Scan the data below and copy each line where "JSON" occurs.

-- -- --

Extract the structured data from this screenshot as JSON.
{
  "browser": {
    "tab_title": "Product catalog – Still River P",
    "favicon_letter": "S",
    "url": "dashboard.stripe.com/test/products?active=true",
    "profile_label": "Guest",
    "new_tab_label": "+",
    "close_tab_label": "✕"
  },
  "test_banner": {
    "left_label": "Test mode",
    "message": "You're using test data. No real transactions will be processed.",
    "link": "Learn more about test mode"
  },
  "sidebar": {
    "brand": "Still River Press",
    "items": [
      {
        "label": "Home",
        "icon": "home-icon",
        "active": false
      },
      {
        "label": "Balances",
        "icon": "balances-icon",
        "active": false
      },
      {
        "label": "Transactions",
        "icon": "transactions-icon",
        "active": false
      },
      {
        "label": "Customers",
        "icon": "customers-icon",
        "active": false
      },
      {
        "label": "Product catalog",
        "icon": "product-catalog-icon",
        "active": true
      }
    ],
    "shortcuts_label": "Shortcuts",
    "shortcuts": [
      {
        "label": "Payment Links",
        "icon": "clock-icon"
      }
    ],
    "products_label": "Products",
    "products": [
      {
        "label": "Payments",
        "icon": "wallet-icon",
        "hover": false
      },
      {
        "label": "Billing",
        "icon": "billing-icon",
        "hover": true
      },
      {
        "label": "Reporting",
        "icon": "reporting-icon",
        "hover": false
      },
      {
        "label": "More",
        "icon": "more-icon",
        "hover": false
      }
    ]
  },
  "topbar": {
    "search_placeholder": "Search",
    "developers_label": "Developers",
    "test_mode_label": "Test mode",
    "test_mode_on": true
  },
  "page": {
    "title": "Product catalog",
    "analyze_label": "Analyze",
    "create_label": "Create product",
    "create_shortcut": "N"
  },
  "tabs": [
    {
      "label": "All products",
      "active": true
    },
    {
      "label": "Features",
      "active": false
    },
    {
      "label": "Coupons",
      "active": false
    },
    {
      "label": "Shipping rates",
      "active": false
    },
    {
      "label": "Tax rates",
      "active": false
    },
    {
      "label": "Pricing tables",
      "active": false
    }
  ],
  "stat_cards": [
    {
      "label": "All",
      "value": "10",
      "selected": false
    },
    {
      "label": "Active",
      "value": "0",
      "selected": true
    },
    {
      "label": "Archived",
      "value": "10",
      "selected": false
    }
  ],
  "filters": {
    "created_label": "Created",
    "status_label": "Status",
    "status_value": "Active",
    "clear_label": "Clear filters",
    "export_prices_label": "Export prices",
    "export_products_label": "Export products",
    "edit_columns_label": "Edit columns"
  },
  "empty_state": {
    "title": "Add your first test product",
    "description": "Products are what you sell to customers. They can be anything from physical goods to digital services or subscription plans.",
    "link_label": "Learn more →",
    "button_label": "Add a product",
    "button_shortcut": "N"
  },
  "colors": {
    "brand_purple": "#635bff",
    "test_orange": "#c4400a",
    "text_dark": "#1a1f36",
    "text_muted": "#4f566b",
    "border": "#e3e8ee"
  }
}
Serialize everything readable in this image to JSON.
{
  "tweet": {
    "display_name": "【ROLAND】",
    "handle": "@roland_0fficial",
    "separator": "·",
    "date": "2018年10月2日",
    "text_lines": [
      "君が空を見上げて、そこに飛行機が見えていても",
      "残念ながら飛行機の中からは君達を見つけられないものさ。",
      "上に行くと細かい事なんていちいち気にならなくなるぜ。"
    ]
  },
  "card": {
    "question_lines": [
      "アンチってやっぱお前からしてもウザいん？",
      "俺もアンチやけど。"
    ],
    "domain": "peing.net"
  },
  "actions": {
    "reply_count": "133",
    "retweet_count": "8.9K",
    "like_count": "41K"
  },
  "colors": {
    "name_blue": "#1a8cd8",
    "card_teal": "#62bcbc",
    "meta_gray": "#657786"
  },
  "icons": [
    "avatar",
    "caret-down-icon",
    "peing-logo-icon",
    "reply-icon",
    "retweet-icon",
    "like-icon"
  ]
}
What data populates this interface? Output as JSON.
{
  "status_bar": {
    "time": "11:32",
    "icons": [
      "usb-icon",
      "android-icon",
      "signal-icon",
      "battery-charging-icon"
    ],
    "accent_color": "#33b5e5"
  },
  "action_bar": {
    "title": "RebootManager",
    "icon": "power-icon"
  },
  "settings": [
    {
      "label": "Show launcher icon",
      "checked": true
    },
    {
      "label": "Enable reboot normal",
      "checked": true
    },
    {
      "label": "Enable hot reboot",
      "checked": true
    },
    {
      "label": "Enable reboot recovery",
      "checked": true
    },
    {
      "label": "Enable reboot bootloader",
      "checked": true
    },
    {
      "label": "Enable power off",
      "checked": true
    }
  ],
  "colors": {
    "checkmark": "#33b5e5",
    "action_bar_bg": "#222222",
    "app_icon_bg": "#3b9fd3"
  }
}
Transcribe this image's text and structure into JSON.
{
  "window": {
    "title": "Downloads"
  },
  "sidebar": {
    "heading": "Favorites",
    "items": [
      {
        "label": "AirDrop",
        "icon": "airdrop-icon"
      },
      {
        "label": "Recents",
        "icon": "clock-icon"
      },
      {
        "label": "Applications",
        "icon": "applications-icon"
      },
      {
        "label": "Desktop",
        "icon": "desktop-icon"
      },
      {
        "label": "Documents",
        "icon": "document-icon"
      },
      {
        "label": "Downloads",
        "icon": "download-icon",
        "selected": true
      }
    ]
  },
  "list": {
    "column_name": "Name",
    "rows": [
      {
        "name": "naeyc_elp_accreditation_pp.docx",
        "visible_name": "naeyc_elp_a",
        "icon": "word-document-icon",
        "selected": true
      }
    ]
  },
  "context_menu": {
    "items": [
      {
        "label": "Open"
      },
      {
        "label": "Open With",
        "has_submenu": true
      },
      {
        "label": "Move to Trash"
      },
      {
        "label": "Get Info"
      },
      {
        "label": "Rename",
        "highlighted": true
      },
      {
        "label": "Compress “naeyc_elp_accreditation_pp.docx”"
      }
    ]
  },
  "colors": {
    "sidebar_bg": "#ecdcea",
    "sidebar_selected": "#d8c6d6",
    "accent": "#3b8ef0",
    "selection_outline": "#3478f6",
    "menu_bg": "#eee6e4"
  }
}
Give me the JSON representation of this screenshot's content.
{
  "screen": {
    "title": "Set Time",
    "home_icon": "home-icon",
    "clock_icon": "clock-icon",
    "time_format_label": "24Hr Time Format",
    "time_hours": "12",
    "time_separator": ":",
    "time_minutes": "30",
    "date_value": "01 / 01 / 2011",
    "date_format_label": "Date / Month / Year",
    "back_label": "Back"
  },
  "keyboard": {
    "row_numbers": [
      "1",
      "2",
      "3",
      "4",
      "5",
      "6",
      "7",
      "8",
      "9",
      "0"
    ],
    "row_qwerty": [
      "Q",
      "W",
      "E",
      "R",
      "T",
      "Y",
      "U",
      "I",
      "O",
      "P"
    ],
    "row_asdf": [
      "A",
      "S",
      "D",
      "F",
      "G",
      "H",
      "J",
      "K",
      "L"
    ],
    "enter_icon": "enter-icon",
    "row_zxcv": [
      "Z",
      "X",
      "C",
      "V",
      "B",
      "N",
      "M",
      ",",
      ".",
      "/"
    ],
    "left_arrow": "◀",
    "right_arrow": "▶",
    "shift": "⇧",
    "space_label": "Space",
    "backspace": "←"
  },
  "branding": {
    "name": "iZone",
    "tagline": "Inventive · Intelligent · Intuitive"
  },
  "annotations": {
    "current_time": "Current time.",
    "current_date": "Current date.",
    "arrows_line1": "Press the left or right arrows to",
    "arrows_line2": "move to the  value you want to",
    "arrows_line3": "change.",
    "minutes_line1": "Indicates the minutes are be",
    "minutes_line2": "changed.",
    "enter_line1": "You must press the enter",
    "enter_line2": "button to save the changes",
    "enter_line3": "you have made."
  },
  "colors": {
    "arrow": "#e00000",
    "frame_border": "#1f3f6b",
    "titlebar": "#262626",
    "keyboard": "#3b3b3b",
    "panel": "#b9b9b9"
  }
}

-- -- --

> RESULT FOR THIS EXERCISE:
Extract the structured data from this screenshot as JSON.
Serialize everything readable in this image to JSON.
What data populates this interface? Output as JSON.
Transcribe this image's text and structure into JSON.
Give me the JSON representation of this screenshot's content.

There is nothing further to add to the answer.